S&P 500 is above its 50-day MA = Bullish

MACD (S&P 500; 19,39,9) is above its zero line = Bullish

MACD (S&P 500; 19,39,9) is slightly above its signal line = Neutral

S&P 500 support @ 2363 (50-day moving average)

 

Sentiment Indicators (+RSI)

II survey: (April 25): 54.7% Bulls; 17.9% Bears = Bearish

AAII survey: (April 26): 38.1% Bulls; 31.7% Bears = Neutral

VIX: @ 10.82 = Bearish

RSI: (S&P 500) @ 60.57 = Neutral

Comment: Last week, we had a two-day rally, which ran out of gas midweek. With the Fed on tap to speak this week, we might get increased volatility. For an excellent, detailed analysis of the current market, read Lance Robert’s most recent column here: goo.gl/4A1eWq

Here are the latest technical and sentiment indicators:

Technical Indicators (daily chart)

S&P 500 is below its 50-day MA = Bearish

MACD (S&P 500; 19,39,9) is slightly above its zero line = Neutral

MACD (S&P 500; 19,39,9) is below its signal line = Bearish

S&P 500 support @ 2330

 

Sentiment Indicators (+RSI)

II survey: (April 18): 51.9% Bulls; 18.3% Bears = Bearish

AAII survey: (April 19): 25.7% Bulls; 38.7% Bears = Neutral

VIX: @ 14.63 = Neutral

RSI: (S&P 500) @ 48.71 = Neutral

Comment: The S&P futures gapped up almost 1% overnight (at this writing) based on the election results from France. Although the market might open up on the high side, there is no guarantee it will last. The only guarantee is this week will be volatile as GDP is released on Friday, tech heavyweights report earnings, political and geopolitical events heat up, and Congress returns from vacation. 

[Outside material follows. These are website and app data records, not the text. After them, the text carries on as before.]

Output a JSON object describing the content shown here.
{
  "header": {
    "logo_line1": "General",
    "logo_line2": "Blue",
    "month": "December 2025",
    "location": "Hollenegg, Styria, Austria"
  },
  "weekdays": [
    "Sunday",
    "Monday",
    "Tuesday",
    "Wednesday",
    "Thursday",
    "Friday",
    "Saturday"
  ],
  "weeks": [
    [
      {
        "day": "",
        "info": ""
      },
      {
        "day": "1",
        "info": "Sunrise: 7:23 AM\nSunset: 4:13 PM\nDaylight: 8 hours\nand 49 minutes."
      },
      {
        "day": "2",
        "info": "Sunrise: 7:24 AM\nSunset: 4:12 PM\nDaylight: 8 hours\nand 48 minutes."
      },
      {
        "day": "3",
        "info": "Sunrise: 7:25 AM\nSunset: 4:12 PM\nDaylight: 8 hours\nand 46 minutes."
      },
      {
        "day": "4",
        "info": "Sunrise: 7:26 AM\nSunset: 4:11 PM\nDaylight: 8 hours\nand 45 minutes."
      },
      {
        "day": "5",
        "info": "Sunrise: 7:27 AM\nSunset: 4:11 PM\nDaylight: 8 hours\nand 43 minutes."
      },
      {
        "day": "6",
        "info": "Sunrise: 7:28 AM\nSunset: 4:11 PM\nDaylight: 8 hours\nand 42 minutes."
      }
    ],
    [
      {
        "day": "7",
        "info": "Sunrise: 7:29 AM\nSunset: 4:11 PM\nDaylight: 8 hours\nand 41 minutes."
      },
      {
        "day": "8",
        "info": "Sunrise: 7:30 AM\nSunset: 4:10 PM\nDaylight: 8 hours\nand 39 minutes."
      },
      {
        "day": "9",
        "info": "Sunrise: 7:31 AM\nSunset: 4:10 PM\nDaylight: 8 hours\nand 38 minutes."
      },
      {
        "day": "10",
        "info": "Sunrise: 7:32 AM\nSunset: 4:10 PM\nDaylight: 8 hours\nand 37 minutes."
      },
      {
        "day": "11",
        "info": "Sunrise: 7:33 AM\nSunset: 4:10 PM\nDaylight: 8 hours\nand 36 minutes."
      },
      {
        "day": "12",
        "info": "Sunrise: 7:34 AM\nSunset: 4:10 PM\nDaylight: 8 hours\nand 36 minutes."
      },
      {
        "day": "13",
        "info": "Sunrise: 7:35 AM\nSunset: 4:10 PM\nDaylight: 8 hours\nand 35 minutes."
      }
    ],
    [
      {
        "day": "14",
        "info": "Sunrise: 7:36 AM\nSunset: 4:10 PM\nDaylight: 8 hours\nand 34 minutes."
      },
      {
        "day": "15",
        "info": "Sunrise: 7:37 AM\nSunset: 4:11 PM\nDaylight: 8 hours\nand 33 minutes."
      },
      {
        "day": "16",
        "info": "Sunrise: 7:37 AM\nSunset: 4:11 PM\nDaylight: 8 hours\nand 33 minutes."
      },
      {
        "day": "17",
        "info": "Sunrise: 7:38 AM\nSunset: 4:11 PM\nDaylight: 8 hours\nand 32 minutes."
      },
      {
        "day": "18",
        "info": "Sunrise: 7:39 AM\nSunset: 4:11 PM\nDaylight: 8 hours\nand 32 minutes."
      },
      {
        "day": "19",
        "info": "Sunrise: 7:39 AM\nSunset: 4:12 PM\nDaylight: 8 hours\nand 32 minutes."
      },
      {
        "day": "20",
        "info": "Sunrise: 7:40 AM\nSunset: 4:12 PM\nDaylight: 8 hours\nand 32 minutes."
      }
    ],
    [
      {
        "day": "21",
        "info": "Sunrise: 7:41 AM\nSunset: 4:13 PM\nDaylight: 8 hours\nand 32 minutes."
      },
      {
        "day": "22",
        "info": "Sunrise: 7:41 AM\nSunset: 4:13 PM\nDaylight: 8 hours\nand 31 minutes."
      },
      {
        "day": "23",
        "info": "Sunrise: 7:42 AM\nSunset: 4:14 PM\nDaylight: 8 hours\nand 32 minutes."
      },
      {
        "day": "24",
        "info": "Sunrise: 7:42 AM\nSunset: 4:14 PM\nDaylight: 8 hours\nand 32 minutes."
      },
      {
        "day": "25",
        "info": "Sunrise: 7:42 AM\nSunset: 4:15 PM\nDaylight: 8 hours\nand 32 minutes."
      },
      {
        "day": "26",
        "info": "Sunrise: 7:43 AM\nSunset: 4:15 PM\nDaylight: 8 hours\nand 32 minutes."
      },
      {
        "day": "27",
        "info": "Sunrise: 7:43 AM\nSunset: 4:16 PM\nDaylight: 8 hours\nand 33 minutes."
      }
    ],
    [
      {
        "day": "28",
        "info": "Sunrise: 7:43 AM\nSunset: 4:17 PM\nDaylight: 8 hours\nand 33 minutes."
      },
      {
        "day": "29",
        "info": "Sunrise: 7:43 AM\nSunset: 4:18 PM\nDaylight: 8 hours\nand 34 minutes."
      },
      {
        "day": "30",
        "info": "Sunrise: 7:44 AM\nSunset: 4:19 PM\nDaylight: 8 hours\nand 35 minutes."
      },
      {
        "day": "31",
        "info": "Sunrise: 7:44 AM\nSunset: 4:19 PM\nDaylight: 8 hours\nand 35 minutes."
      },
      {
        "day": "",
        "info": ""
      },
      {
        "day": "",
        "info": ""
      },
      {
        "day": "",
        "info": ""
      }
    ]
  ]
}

If you are bullish, it’s risky to chase the spike at the open. If you are bearish, it could be too early to short (i.e. fading the gap). It’s times like this that the wisest choice is to sit back and wait before pouncing. Observe whether the morning rally holds, or reverses. Observe how the market closes. It’s very likely the market is going to zig and zag all week, so be prepared for any scenario. It is going to get interesting, so be careful out there.